Quest for Balance: The Human Element in Performance Management Systems

Measuring Business Excellence

ISSN: 1368-3047

Article publication date: 1 June 2004

Citation

Narasimhan, K. (2004), "Quest for Balance: The Human Element in Performance Management Systems", Measuring Business Excellence, Vol. 8 No. 2. https://doi.org/10.1108/mbe.2004.26708bae.001

Publisher

:

Emerald Group Publishing Limited

Copyright © 2004, Emerald Group Publishing Limited


Quest for Balance: The Human Element in Performance Management Systems

Quest for Balance: The Human Element in Performance Management Systems

André A. de Waal,John Wiley,ISBN 0-471-20571-0,2003,hardback,251 pages,£32.50DOI 10.1108/13683040410539463

Measuring business excellence in the new millennium involves the use of an effective and efficient performance management system. Implementing new systems is fraught with danger on account of the human tendency to resistance change and ''getting the people issues right'' is critical. In this book, André De Wall, a partner with Holland Consulting Group, examines the role of the human element in the implementation of such systems.

De Wall has a doctoral degree in economics, and is certified in production and inventory management; he also has wide experience in the implementation of production, logistics, and financial software packages and has published widely on the topic of performance management.

The book comprises five chapters, grouped into two parts, and two appendices (A and B). Part one deals with behavioral factors and part two with behavioral styles. Appendix A contains the activity plan, interview list, document research question list, questionnaire, and feedback reporting list of topics that were used in the case study research used in part one. Appendix B contains the questionnaire used for eliciting how managers use information on performance evaluation.

In chapter 1, de Wall first gives an overview of the modern management control and information system followed by an examination of the history and the developments of performance management systems (PMS). The importance of determining critical success factors and the corresponding key performance indicators, and the concept of balanced scorecard are also covered. Research evidence to support the hypothesis that organizations with a balanced PMS exhibit different cultures and are more successful than those without are provided.

In chapter 2, the various behavioral factors that contribute to the successful implementation and continuous use of effective and efficient performance management system are identified. These factors are considered based on seven groups: development method, content, feedback, controlled system, controlling system, internal environment, and external environment. First, the various classifications and the subparts are described. Then the various behavioral factors and the clarifying questions for each of the classifications and the subparts are tabulated. This is followed by a table of detailed research questions to elicit answers corresponding to the three stages of planning, development, and putting the system into use.

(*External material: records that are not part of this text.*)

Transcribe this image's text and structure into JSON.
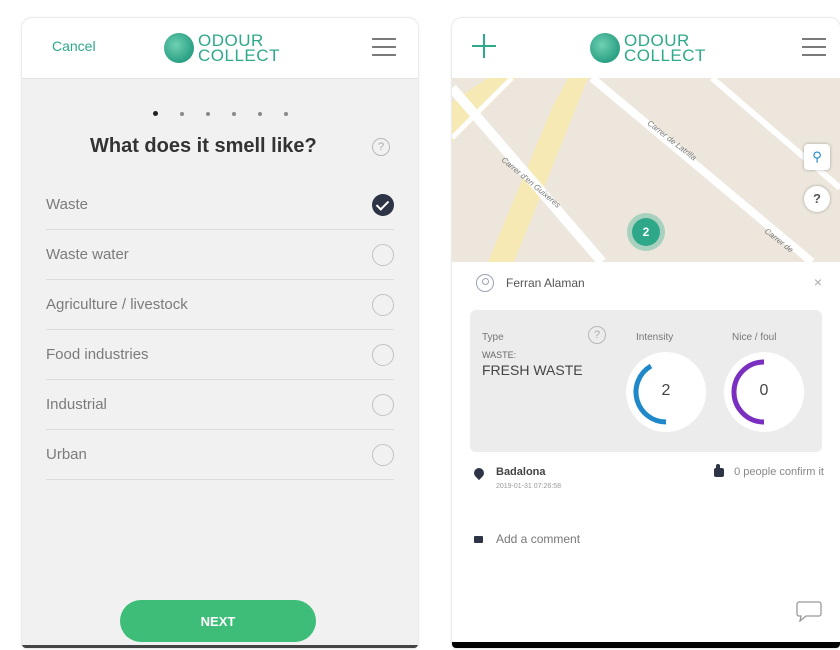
{
  "left": {
    "header": {
      "cancel_label": "Cancel",
      "logo_line1": "ODOUR",
      "logo_line2": "COLLECT"
    },
    "steps": {
      "total": 6,
      "active": 1
    },
    "question": "What does it smell like?",
    "help_glyph": "?",
    "options": [
      {
        "label": "Waste",
        "checked": true
      },
      {
        "label": "Waste water",
        "checked": false
      },
      {
        "label": "Agriculture / livestock",
        "checked": false
      },
      {
        "label": "Food industries",
        "checked": false
      },
      {
        "label": "Industrial",
        "checked": false
      },
      {
        "label": "Urban",
        "checked": false
      }
    ],
    "next_label": "NEXT"
  },
  "right": {
    "header": {
      "logo_line1": "ODOUR",
      "logo_line2": "COLLECT"
    },
    "map": {
      "streets": [
        "Carrer de Latrilla",
        "Carrer d'en Guixeres",
        "Carrer de"
      ],
      "cluster_count": "2",
      "locate_glyph": "⚲",
      "help_glyph": "?"
    },
    "card": {
      "username": "Ferran Alaman",
      "close_glyph": "×",
      "type_label": "Type",
      "type_category": "WASTE:",
      "type_value": "FRESH WASTE",
      "intensity_label": "Intensity",
      "intensity_value": 2,
      "intensity_max": 6,
      "nice_foul_label": "Nice / foul",
      "nice_foul_value": 0,
      "location": "Badalona",
      "timestamp": "2019-01-31 07:26:58",
      "confirm_text": "0 people confirm it",
      "comment_placeholder": "Add a comment"
    },
    "colors": {
      "brand": "#2ea98b",
      "next_button": "#3dbd78",
      "intensity_arc": "#1e88c8",
      "nice_foul_arc": "#7b2fc0"
    }
  }
}
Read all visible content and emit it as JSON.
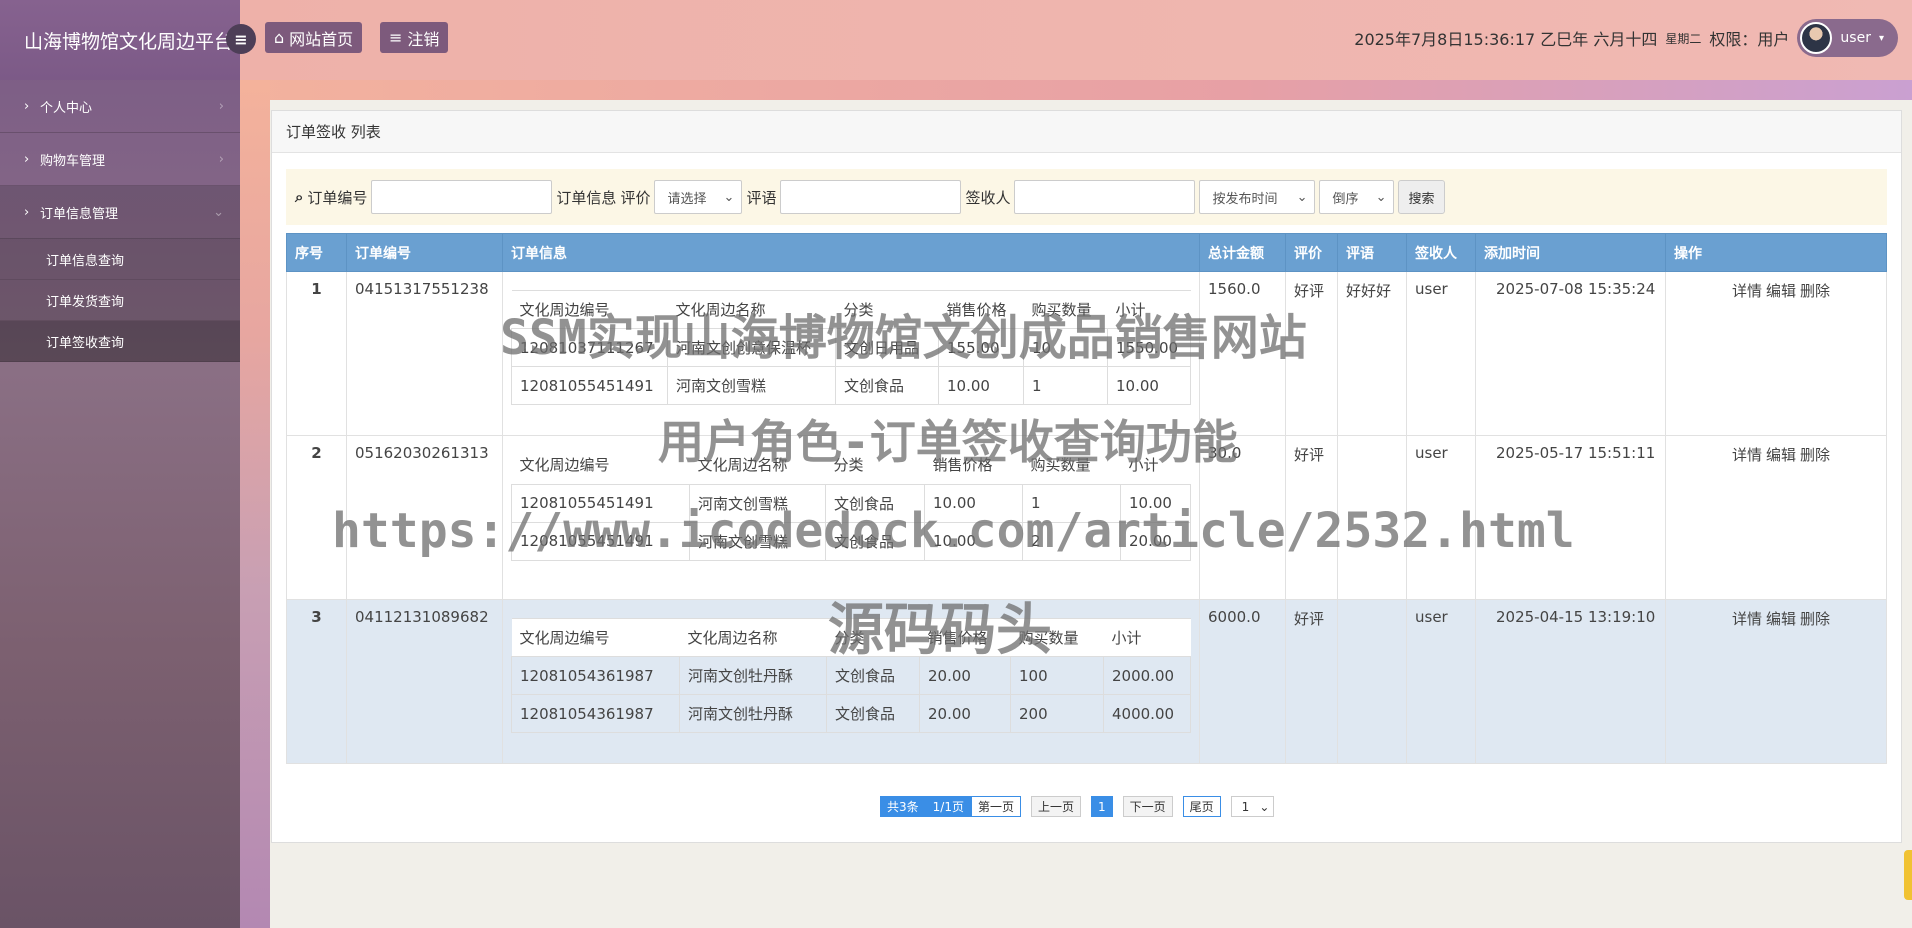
{
  "app": {
    "title": "山海博物馆文化周边平台"
  },
  "sidebar": {
    "items": [
      {
        "label": "个人中心"
      },
      {
        "label": "购物车管理"
      },
      {
        "label": "订单信息管理"
      }
    ],
    "sub_items": [
      {
        "label": "订单信息查询"
      },
      {
        "label": "订单发货查询"
      },
      {
        "label": "订单签收查询"
      }
    ]
  },
  "header": {
    "home_label": "网站首页",
    "logout_label": "注销",
    "datetime": "2025年7月8日15:36:17 乙巳年 六月十四",
    "weekday": "星期二",
    "role": "权限：用户",
    "username": "user"
  },
  "panel": {
    "title": "订单签收 列表"
  },
  "search": {
    "order_no_label": "订单编号",
    "order_info_label": "订单信息",
    "rating_label": "评价",
    "rating_value": "请选择",
    "comment_label": "评语",
    "receiver_label": "签收人",
    "sort_field": "按发布时间",
    "sort_order": "倒序",
    "search_label": "搜索"
  },
  "table": {
    "headers": [
      "序号",
      "订单编号",
      "订单信息",
      "总计金额",
      "评价",
      "评语",
      "签收人",
      "添加时间",
      "操作"
    ],
    "inner_headers": [
      "文化周边编号",
      "文化周边名称",
      "分类",
      "销售价格",
      "购买数量",
      "小计"
    ],
    "ops": [
      "详情",
      "编辑",
      "删除"
    ],
    "rows": [
      {
        "idx": "1",
        "order_no": "04151317551238",
        "total": "1560.0",
        "rating": "好评",
        "comment": "好好好",
        "receiver": "user",
        "time": "2025-07-08 15:35:24",
        "items": [
          [
            "12081037111267",
            "河南文创创意保温杯",
            "文创日用品",
            "155.00",
            "10",
            "1550.00"
          ],
          [
            "12081055451491",
            "河南文创雪糕",
            "文创食品",
            "10.00",
            "1",
            "10.00"
          ]
        ]
      },
      {
        "idx": "2",
        "order_no": "05162030261313",
        "total": "30.0",
        "rating": "好评",
        "comment": "",
        "receiver": "user",
        "time": "2025-05-17 15:51:11",
        "items": [
          [
            "12081055451491",
            "河南文创雪糕",
            "文创食品",
            "10.00",
            "1",
            "10.00"
          ],
          [
            "12081055451491",
            "河南文创雪糕",
            "文创食品",
            "10.00",
            "2",
            "20.00"
          ]
        ]
      },
      {
        "idx": "3",
        "order_no": "04112131089682",
        "total": "6000.0",
        "rating": "好评",
        "comment": "",
        "receiver": "user",
        "time": "2025-04-15 13:19:10",
        "items": [
          [
            "12081054361987",
            "河南文创牡丹酥",
            "文创食品",
            "20.00",
            "100",
            "2000.00"
          ],
          [
            "12081054361987",
            "河南文创牡丹酥",
            "文创食品",
            "20.00",
            "200",
            "4000.00"
          ]
        ]
      }
    ]
  },
  "pager": {
    "total": "共3条",
    "pages": "1/1页",
    "first": "第一页",
    "prev": "上一页",
    "current": "1",
    "next": "下一页",
    "last": "尾页",
    "select": "1"
  },
  "watermark": {
    "line1": "SSM实现山海博物馆文创成品销售网站",
    "line2": "用户角色-订单签收查询功能",
    "line3": "https://www.icodedock.com/article/2532.html",
    "line4": "源码码头"
  }
}
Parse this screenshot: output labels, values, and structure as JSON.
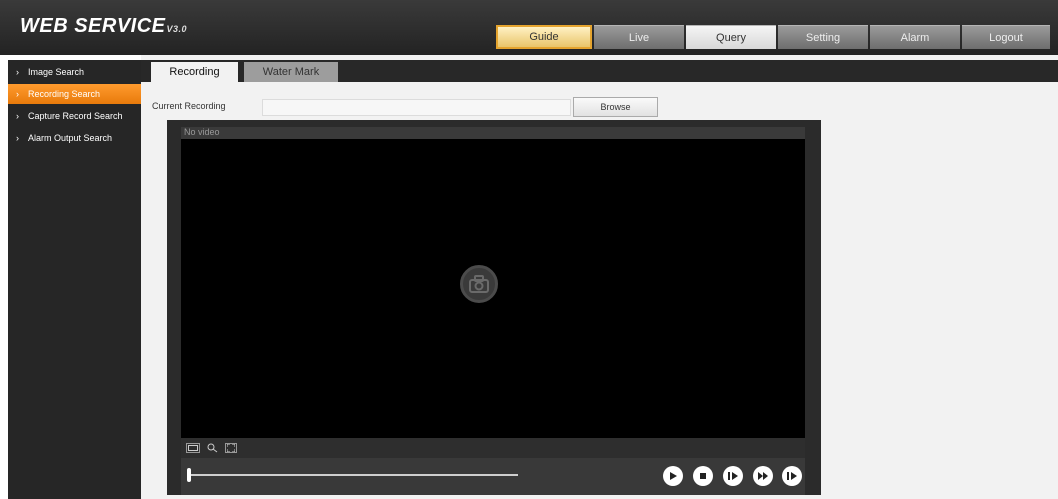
{
  "app": {
    "title": "WEB  SERVICE",
    "version": "V3.0"
  },
  "nav": {
    "guide": "Guide",
    "live": "Live",
    "query": "Query",
    "setting": "Setting",
    "alarm": "Alarm",
    "logout": "Logout"
  },
  "sidebar": {
    "items": [
      {
        "label": "Image Search"
      },
      {
        "label": "Recording Search"
      },
      {
        "label": "Capture Record Search"
      },
      {
        "label": "Alarm Output Search"
      }
    ]
  },
  "tabs": {
    "recording": "Recording",
    "watermark": "Water Mark"
  },
  "form": {
    "current_recording_label": "Current Recording",
    "current_recording_value": "",
    "browse_label": "Browse"
  },
  "player": {
    "status_text": "No video",
    "progress": 0
  },
  "colors": {
    "accent": "#f28a1a",
    "header": "#2c2c2c",
    "active_tab": "#f5d67a"
  }
}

Three case studies are provided in chapter 3, to describe how the importance of behavioral factors identified in chapter 2 was investigated. The organizations involved were Academic Hospital Utrecht, The Kadster (the land registry office of the Netherlands), and European Information Services (part of a multinational organization in the oil industry).

Chapter 4 is conceptual work about specific management styles that managers should display to make frequent, day-to-day use of performance management for specific purposes. First, the possible uses of PMS are identified based on the work of Doll and Torkzadeh (1998) on management information systems. Second, a questionnaire is devised based on literature search on management styles and related behaviors. Finally, nine assumptions are drawn about the relations between the two.

Chapter 5 describes the survey used to test the assumptions at 11 organizations. First, a description of the organizations used in the survey is given, followed by an analysis of the survey using principal component analysis to confirm the applicability of the questionnaires. Next, the results of the correlation analysis to establish the relationship between measures of PMS use, management styles, and organizational performance are discussed. Finally, it is concluded that age and experience of the manager has no effect on the use of a PMS, and a manager who possesses a range of styles and uses a PMS can expect a better performance.

The book is well written and can be used as an example for conducting research. The statistical results may put off practicing managers and would be welcomed by academics. The most notable feature is the insight provided regarding the different styles of management and their relationship with performance.

K. NarasimhanLearning and Teaching FellowBolton Institute, UK

ReferenceDoll, W.J. and Torkzadeh, G. (1998), "Developing a multi dimensional measure of system-use in an organizational context", Information Management, Vol. 33, pp. 171-85